Assigned task
Give back exactly the line that contains "Transcribe this image's" and all the lines after it in the records below, to the very last, with no other output.

- - -

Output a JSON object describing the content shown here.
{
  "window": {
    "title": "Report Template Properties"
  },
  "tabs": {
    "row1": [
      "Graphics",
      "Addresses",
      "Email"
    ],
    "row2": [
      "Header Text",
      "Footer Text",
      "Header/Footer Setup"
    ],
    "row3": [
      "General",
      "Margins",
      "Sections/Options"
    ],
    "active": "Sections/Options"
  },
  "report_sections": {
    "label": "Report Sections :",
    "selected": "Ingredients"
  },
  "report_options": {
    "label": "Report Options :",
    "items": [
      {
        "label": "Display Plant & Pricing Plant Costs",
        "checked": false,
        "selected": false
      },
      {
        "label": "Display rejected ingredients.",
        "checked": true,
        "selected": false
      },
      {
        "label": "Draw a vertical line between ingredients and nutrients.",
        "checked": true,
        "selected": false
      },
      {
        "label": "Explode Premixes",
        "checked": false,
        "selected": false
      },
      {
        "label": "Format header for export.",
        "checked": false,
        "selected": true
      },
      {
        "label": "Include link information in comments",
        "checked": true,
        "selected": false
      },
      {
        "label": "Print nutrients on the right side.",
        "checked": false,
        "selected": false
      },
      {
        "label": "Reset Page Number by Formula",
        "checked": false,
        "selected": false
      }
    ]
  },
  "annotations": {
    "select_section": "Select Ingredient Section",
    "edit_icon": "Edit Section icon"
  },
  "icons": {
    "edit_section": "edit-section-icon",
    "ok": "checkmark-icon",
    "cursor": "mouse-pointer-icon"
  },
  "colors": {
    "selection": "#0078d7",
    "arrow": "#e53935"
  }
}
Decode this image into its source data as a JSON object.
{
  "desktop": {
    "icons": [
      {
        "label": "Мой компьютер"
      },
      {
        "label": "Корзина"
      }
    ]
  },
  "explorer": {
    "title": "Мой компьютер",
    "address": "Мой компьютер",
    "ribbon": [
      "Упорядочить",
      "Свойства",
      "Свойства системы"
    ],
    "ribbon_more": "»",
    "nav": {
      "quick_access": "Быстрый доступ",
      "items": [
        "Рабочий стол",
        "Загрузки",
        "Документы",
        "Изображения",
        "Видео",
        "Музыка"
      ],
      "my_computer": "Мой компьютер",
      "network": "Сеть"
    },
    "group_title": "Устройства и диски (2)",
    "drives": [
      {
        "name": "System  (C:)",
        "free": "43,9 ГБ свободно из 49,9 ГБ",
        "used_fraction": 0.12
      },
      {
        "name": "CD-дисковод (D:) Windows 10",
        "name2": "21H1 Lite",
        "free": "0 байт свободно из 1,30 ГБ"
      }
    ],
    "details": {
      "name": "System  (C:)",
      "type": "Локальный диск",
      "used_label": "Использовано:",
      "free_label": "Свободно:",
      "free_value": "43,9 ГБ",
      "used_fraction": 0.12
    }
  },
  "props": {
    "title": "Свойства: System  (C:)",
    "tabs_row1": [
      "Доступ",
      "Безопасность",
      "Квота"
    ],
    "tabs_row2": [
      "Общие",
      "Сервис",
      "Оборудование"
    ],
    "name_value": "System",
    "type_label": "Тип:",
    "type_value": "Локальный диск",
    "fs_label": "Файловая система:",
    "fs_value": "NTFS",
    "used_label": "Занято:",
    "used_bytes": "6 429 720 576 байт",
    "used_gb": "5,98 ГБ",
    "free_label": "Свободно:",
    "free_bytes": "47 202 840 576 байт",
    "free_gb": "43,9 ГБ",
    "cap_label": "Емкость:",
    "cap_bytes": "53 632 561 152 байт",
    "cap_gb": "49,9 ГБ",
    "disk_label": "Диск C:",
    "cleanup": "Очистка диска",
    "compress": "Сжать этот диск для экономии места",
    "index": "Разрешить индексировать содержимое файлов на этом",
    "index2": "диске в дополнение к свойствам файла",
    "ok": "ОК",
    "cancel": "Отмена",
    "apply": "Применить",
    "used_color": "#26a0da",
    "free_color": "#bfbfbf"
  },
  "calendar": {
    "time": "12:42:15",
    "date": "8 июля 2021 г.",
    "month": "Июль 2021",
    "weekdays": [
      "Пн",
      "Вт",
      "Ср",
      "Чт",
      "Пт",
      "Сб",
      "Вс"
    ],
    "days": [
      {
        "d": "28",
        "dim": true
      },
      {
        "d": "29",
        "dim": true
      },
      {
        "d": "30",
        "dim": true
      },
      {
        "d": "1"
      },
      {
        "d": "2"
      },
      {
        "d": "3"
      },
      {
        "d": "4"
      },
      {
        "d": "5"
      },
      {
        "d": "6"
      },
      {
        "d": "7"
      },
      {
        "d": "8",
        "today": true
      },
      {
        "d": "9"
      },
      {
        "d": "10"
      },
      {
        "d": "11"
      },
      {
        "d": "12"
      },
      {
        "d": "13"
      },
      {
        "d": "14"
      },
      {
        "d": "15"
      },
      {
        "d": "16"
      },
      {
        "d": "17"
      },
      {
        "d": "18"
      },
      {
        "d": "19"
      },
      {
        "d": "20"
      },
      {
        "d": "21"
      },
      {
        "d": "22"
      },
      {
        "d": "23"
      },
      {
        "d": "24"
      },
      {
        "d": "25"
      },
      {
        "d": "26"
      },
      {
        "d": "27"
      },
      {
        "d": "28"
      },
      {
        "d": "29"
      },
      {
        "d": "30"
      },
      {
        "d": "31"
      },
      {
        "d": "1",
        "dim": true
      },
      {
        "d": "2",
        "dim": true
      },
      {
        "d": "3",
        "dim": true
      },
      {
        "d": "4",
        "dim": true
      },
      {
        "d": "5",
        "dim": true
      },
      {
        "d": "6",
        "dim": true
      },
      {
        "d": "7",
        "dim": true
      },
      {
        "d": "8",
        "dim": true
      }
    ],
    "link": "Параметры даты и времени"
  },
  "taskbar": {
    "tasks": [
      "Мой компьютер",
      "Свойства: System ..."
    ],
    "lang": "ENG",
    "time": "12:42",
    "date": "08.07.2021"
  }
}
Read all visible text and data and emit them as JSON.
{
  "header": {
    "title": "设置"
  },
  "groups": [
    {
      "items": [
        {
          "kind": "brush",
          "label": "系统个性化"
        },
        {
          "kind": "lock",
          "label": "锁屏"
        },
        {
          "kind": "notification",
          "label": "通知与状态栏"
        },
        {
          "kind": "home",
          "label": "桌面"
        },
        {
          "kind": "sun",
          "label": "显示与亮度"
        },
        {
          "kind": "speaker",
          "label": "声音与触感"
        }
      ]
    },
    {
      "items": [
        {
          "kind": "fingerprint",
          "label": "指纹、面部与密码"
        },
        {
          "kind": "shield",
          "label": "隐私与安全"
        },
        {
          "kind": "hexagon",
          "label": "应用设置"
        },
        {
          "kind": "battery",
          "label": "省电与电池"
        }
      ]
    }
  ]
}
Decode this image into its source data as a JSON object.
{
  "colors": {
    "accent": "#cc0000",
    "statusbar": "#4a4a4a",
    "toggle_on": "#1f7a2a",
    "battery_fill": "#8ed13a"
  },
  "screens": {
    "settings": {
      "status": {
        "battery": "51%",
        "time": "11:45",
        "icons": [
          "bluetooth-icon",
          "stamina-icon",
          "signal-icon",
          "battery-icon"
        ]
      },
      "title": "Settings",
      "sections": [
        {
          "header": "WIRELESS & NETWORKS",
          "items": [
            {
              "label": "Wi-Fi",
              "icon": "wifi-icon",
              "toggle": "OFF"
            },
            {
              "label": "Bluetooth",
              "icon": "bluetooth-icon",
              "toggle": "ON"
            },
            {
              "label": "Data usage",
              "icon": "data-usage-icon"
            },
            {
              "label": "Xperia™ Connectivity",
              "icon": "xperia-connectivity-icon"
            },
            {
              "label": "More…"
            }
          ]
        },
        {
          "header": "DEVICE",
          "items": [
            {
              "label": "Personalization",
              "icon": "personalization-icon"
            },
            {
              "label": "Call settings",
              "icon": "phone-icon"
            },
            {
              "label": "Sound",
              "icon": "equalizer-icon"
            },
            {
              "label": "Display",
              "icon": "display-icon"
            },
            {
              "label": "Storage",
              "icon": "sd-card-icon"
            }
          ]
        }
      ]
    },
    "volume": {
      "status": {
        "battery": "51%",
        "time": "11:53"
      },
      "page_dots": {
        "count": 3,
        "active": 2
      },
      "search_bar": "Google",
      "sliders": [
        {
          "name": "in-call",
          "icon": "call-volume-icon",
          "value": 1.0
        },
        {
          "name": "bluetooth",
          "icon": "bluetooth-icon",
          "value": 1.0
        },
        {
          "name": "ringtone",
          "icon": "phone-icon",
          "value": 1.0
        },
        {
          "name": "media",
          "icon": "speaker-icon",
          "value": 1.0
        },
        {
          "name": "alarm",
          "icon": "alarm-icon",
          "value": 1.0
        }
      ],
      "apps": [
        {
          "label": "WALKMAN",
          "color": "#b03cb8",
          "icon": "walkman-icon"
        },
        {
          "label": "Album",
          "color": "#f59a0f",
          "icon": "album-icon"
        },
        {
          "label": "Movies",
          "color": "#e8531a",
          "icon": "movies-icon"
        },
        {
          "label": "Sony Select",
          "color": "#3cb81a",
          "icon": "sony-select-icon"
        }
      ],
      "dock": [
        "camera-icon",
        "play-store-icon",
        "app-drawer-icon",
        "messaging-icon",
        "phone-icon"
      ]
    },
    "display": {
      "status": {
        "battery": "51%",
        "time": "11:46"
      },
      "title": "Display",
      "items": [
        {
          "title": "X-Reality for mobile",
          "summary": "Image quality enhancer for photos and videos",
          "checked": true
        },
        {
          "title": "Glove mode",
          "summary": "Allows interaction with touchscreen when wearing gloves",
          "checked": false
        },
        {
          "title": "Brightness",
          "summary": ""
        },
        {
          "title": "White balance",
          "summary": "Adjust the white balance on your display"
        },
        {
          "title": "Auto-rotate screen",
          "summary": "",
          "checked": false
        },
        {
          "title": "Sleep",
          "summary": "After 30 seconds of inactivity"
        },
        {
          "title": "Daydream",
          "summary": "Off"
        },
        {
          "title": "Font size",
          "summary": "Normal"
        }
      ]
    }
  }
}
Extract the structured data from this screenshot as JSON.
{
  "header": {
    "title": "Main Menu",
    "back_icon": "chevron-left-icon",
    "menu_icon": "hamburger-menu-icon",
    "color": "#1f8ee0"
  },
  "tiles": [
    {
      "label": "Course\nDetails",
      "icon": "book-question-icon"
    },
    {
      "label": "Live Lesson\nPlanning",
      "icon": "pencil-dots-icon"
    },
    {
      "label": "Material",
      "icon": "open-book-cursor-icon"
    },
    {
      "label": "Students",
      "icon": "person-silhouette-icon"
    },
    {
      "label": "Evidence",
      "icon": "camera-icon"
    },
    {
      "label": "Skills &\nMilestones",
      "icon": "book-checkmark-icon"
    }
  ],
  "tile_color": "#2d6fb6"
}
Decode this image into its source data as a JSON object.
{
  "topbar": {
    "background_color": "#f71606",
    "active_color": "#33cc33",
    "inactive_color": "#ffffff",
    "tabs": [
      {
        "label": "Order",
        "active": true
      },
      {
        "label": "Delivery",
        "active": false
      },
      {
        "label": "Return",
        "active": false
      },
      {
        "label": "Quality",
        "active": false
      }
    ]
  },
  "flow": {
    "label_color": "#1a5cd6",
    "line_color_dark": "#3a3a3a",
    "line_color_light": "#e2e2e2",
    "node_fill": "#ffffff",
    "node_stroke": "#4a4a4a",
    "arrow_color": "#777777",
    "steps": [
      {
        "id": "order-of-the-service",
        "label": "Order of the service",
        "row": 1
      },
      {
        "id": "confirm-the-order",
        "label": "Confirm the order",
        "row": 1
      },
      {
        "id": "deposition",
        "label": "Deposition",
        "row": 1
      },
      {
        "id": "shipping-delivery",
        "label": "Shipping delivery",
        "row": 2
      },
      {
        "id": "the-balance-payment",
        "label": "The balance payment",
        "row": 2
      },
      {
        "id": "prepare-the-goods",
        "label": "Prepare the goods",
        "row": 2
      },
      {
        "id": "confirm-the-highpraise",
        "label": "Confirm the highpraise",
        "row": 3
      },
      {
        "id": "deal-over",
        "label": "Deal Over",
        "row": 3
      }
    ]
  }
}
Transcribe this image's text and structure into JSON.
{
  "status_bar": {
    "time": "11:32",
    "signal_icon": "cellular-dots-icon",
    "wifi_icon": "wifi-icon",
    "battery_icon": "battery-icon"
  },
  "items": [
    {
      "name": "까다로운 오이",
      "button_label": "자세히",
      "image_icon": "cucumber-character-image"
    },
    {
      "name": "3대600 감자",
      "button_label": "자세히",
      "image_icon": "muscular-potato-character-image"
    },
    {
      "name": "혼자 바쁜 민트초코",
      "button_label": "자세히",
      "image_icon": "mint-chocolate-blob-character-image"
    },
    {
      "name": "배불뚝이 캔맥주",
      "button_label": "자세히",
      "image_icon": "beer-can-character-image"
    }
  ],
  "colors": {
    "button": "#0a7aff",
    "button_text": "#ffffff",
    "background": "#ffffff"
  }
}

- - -

Exercise answer
Transcribe this image's text and structure into JSON.
{
  "status_bar": {
    "time": "11:32",
    "signal_icon": "cellular-dots-icon",
    "wifi_icon": "wifi-icon",
    "battery_icon": "battery-icon"
  },
  "items": [
    {
      "name": "까다로운 오이",
      "button_label": "자세히",
      "image_icon": "cucumber-character-image"
    },
    {
      "name": "3대600 감자",
      "button_label": "자세히",
      "image_icon": "muscular-potato-character-image"
    },
    {
      "name": "혼자 바쁜 민트초코",
      "button_label": "자세히",
      "image_icon": "mint-chocolate-blob-character-image"
    },
    {
      "name": "배불뚝이 캔맥주",
      "button_label": "자세히",
      "image_icon": "beer-can-character-image"
    }
  ],
  "colors": {
    "button": "#0a7aff",
    "button_text": "#ffffff",
    "background": "#ffffff"
  }
}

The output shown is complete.